A walk in the woods, climbing a tree or patiently watching a fish rise to a dry fly will not solve everything, but it could go a long way to bring things into a more positive, hopeful perspective. Richard Louv’s “Vitamin N” (the health benefits of time spent in nature) should find its place in the list of Essential Vitamins!
The American Academy of Pediatrics (AAP) is an organization of 57,000 pediatricians in the United States and Canada dedicated to advancing the health and well being of children, adolescents and young adults through advocacy, education, research, service and policy.
The AAP is perhaps the strongest political voice for children (who don’t vote and contribute to campaigns and are often left out of political conversations) in this country. I have been proud to serve on the AAP Board of Directors for the last six years representing District VIII (14 western states including Alaska, Hawaii, the Military Pediatricians west of the Mississippi and 2 Canadian Provinces). We believe in the inherent worth of all children — they are our most enduring and vulnerable legacy.
The changing threats to children’s health

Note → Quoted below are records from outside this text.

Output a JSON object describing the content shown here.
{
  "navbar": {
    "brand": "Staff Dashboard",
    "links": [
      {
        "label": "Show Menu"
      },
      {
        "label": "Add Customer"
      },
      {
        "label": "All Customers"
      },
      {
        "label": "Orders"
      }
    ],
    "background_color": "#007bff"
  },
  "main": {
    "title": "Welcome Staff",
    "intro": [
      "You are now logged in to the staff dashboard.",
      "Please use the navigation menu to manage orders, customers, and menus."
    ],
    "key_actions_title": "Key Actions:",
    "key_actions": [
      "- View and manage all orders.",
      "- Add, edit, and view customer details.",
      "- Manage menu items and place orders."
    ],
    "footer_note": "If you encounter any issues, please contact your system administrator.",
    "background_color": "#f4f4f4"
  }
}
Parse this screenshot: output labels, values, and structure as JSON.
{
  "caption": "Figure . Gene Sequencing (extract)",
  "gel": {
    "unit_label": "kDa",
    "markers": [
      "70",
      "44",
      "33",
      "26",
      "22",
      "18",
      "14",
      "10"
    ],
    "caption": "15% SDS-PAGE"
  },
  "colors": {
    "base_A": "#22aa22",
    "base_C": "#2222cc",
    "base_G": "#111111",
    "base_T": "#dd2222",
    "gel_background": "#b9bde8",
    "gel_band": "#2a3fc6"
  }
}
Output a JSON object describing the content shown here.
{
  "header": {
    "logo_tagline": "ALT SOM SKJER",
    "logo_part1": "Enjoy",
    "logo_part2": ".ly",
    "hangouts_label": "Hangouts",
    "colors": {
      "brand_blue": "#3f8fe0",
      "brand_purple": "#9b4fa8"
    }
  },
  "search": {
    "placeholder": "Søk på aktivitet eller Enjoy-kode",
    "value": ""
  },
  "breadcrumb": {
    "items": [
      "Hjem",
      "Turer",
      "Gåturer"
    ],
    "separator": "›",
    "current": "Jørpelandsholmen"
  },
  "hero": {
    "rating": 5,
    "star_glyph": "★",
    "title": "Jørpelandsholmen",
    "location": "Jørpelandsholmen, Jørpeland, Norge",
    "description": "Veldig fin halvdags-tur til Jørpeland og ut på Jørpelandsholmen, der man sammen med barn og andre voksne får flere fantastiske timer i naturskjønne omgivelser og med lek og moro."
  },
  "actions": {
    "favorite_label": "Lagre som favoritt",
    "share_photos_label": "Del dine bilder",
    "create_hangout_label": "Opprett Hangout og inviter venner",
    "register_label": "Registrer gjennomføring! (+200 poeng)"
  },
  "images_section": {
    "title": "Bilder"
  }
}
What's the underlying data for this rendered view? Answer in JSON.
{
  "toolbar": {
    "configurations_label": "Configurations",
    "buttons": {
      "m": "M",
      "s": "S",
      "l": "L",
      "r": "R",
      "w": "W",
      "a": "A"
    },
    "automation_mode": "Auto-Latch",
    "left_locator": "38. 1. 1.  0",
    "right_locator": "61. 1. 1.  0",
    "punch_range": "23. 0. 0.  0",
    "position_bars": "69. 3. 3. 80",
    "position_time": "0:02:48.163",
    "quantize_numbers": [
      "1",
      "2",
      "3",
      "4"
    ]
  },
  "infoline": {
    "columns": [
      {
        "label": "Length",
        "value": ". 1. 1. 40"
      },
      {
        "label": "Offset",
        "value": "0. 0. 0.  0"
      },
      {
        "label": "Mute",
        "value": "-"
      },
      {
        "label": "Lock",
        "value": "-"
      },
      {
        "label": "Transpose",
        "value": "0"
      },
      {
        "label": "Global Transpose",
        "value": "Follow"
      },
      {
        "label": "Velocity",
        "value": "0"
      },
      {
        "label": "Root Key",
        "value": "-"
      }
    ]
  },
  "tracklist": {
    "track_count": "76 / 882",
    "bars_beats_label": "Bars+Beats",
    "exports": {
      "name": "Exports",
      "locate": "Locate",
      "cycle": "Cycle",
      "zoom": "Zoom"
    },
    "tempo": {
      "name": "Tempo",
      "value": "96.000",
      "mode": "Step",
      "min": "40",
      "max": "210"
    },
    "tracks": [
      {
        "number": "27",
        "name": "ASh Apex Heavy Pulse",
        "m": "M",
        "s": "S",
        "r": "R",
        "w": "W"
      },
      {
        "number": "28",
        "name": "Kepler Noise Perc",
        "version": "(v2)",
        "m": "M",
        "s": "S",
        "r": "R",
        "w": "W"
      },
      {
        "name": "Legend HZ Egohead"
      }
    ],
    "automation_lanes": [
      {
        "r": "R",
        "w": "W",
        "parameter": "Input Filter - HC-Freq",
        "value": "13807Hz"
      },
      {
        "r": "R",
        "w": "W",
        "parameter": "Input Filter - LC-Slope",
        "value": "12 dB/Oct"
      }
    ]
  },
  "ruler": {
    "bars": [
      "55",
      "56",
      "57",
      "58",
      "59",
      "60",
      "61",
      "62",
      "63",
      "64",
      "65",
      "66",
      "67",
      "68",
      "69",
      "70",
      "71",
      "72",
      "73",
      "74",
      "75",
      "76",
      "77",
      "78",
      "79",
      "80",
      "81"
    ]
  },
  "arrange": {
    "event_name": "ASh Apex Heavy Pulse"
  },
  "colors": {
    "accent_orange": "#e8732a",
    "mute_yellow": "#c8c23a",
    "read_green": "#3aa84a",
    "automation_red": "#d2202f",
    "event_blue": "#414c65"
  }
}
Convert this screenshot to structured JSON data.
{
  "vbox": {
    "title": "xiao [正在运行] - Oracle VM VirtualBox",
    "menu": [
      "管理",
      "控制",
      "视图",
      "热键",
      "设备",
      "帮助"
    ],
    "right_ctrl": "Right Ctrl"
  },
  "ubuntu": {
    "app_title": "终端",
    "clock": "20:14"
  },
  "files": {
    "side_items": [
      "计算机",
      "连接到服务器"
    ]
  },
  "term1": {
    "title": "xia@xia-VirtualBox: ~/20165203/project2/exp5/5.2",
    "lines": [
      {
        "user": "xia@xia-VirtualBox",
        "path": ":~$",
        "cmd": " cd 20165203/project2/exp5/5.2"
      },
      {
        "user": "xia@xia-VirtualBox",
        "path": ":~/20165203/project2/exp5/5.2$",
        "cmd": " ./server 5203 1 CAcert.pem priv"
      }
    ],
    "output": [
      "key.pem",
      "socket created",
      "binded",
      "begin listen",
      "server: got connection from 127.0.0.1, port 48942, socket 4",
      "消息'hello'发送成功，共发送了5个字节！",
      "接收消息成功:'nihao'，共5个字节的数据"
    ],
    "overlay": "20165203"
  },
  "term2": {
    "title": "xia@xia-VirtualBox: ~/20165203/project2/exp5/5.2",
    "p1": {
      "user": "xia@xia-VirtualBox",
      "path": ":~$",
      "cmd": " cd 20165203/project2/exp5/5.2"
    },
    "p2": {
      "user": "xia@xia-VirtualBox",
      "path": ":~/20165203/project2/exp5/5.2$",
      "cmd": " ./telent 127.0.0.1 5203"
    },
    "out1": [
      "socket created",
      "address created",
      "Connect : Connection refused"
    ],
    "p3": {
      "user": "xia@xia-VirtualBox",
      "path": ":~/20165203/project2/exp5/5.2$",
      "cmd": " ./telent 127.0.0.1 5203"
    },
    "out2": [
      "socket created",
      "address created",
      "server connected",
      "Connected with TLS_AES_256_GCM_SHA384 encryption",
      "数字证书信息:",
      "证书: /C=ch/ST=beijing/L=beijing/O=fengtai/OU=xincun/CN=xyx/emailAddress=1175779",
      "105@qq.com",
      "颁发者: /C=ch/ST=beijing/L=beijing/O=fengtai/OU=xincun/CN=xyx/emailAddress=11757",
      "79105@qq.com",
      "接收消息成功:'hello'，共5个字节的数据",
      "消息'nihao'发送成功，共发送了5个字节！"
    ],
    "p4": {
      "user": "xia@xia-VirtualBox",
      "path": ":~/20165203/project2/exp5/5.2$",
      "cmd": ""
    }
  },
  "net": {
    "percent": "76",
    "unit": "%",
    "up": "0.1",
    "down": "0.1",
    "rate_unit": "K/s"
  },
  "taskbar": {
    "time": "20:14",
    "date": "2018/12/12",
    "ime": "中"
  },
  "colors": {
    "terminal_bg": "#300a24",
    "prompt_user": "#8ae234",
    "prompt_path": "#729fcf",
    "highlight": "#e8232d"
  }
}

The morbidities threatening children and challenging pediatricians in the past were primarily infectious diseases and infant mortality. Vaccines, antibiotics and advances in prenatal and neonatal care have markedly reduced these. Today’s morbidities are much more complicated, but equally threatening to our children and grandchildren. These will take more than a parent, a pediatrician, a teacher and a “village” to solve. These new challenges are secondary to changing emotional, social, economic and demographic factors.
Children in poverty are especially vulnerable. It will take a country that values children and prepares them to become healthy and happy adults ready to contribute to society. A return to nature will contribute to solutions for all these morbidities.
Recent science has shown the negative impact of early brain exposure to stress with life-long academic and health effects. An excellent ongoing study funded by the Centers for Disease Control and Prevention and Kaiser Permanente is titled ACE (Adverse Childhood Experiences). Even the structure of the adult brain is altered by these adverse childhood experiences.
Help from the AAP
The Strategic Plan of the AAP has many priorities that can be positively influenced by re-connecting with nature and preventing the “Last Child in the Woods” from ever happening. Specifically, Mental Health, Obesity, Early Brain and Child Development, and Children with Special Health Care Needs including those in Foster Care.
The AAP produces policy statements to help guide the pediatrician’s ability to give the best evidence based care to children and parents and to help guide advocacy on the local, state and national levels. A statement published in Pediatrics (the official journal of the AAP) is titled “The Lifelong Effects of Early Childhood Adversity and Toxic Stress.” It clarifies why Early Brain and Child Development is a priority of the AAP.
Another policy statement is “Prevention of Overweight and Obesity” that recommends that pediatricians “routinely promote physical activity, including unstructured play at home, in schools, in child care facilities and throughout the community.” In addition this statement advises limiting screen time (TV, video and non-academic computer time) to less than 2 hours a day. The Academy has joined Michelle Obama’s “Let’s Move” campaign. Many pediatricians have begun to give parents a prescription for nutrition and activity (RX for Healthy Living, Rx to Thrive, etc.).
In my community, Bend Oregon, we have partnered with our Parks and Recreation Department and the other 12 partners in our Deschutes Children’s Forest Grant to make this Rx to Thrive more than just a piece of paper.
Mental Health is another AAP priority. Currently, 14 million children and adolescents have some mental health disorder. Suicide has become a leading cause of mortality in adolescents and young adults. Very often we lose the best and brightest because no one bothered to give them hope. An adult who listens and cares can change the course of that life.
The AAP also offers a public/parent web site with many links to the many ages and stages of child development and the challenges and questions that come from the best and hardest job in the world — being a parent!
Nature can help even the playing field. Health disparities like race, gender, poverty, disability and family structure have less stressful impact on a child’s life if there are safe and accessible places for children to play and use their wonderful imaginations.
Two more AAP policy statements that relate to the importance of nature are “The Built Environment: Designing Communities to Promote Physical Activity in Children” and “Creating Healthy Camp Experiences” discuss the importance of safe, unstructured play.
These experiences have been proven to have lasting effects on psychosocial development including self-esteem, independence, leadership, values, and willingness to try new things. If we stress a connection to the natural environment, as “Last Child in the Woods” and “The Nature Principle” emphasize, we can lessen the lifelong effects of a stressful childhood including depression, obesity, behavior problems, drug use and risk-taking behavior.
Mary Brown, MD., of Bend, Oregon, is a past member of the board of directors, American Academy of Pediatrics.